TEL AVIV: Israeli Finance Minister Avigdor Lieberman said on Monday he hoped a regional visit by US President Joe Biden this week will lead to a common Middle East market that includes Saudi Arabia.
Biden arrives in Israel on Wednesday and continues to Saudi Arabia on Friday. The White House has said the visit’s aims include expanding regional economic and security cooperation.
Air Force One will make an unprecedented direct flight between the Jewish state and the Gulf kingdom. Donald Trump had made a historic trip, in 2017, in the other direction.
Asked at an economic conference hosted by the Calcalist newspaper what he expects to arise from Biden’s visit, Lieberman said: “It is time to create a new, common market in the Middle East - Israel, Saudi Arabia, Gulf countries and Jordan. That’s the big challenge.”
“It will change the reality here from end to end, in both the fields of security and of economics. Therefore, I hope the emphasis during Biden’s visit will be on creating this new market in the Middle East.”
Israel normalised relations with four Arab countries under a 2020 US diplomatic drive that received Riyadh’s blessing. But Saudi Arabia has stopped short of formally recognising Israel in the absence of a resolution to Palestinian statehood goals.
In separate remarks to the conference, Israeli National Security Adviser Eyal Hulata said that within the framework of Biden’s visit “it is certainly possible to begin talking about the potential expansion of our markets in the region”.
“It’s no coincidence that Biden is coming here on Wednesday and continuing on Friday from here to Saudi Arabia by direct flight,” Haluta added.
“The ability to attend to these things carefully, step by step, can bring about breakthroughs.” Lieberman said his regional vision would include “a kind of trans-Middle East highway” and rail network linking up partner countries.
A lot in common
Deputy Foreign Minister Idan Roll said cultivating potential ties with the Saudis was a slow and gradual process.
“We are witnessing that we have a lot in common and that there are many benefits,” Roll told reporters.
“We have been working ... towards expanding the circle of peace and normalisation and I think that the past year and a half have demonstrated in a very convincing way that there are new opportunities and that moderate forces have new opportunities to work together, he said.
Asked whether Biden would be announcing direct flights from Israel to Saudi Arabia, Roll said: “As far as flights, you know, President Biden will visit Saudi after he visits here and we sure hope he will bring some news regarding normalisation with the Saudis. But ... I anticipate it will happen in steps. We will have to wait, all of us, until President Bidens visit to Saudi.”
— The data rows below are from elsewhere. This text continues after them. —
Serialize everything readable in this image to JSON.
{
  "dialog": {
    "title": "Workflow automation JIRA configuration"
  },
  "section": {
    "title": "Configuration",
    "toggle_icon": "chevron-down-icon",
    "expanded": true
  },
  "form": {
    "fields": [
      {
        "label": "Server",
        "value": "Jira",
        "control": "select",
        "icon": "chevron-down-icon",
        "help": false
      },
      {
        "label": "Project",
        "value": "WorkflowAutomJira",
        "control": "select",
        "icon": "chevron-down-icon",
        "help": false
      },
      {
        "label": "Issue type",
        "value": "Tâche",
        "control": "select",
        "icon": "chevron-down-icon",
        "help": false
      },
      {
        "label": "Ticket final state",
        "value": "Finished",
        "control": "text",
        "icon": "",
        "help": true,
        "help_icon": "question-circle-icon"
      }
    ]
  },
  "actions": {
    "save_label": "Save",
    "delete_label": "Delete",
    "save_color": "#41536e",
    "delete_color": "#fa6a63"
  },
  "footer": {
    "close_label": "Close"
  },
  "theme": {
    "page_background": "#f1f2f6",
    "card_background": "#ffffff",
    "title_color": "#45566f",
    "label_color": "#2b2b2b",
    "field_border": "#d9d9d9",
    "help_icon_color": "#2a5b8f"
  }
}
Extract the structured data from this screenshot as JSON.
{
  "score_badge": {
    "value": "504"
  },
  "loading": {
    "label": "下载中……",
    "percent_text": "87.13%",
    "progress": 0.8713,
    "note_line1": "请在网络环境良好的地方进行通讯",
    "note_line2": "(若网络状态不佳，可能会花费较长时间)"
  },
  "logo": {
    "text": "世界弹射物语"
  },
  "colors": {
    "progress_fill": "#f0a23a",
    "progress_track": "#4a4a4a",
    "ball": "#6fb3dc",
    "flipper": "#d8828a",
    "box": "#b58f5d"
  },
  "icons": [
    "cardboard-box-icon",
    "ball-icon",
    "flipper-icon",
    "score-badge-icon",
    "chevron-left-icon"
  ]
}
Jon Alterman, senior vice president at the Center for strategic and International Studies (CSIS) in Washington, said the Biden administration “discovered what US administrations have discovered for decades: that doing a lot of things in the Middle East and around the world are much easier if the Saudis are trying to help you and much harder if they aren’t.”
Largest exporter of crude
In his op-ed, Biden said Saudi Arabia was “working with (his) experts to help stabilize oil markets.”
Washington wants the world’s largest exporter of crude to open the floodgates to bring down soaring gasoline prices, which threaten Democratic chances in November elections.
Biden aims in particular to “deepen and expand” the process of normalising relations between Israel and Arab states, initiated under Trump.
Aside from the symbolic Air Force One flight, analysts anticipate announcements on Saudi-Israeli relations.
The Jewish state is keen to receive Biden with great pomp, even in the midst of political turmoil as Israel prepares to hold its fifth election in less than four years in November.
Biden is due to meet Prime Minister Yair Lapid, but his advisers insist he also meet Palestinian president Mahmud Abbas, as Trump had more or less ignored the Palestinians during his term.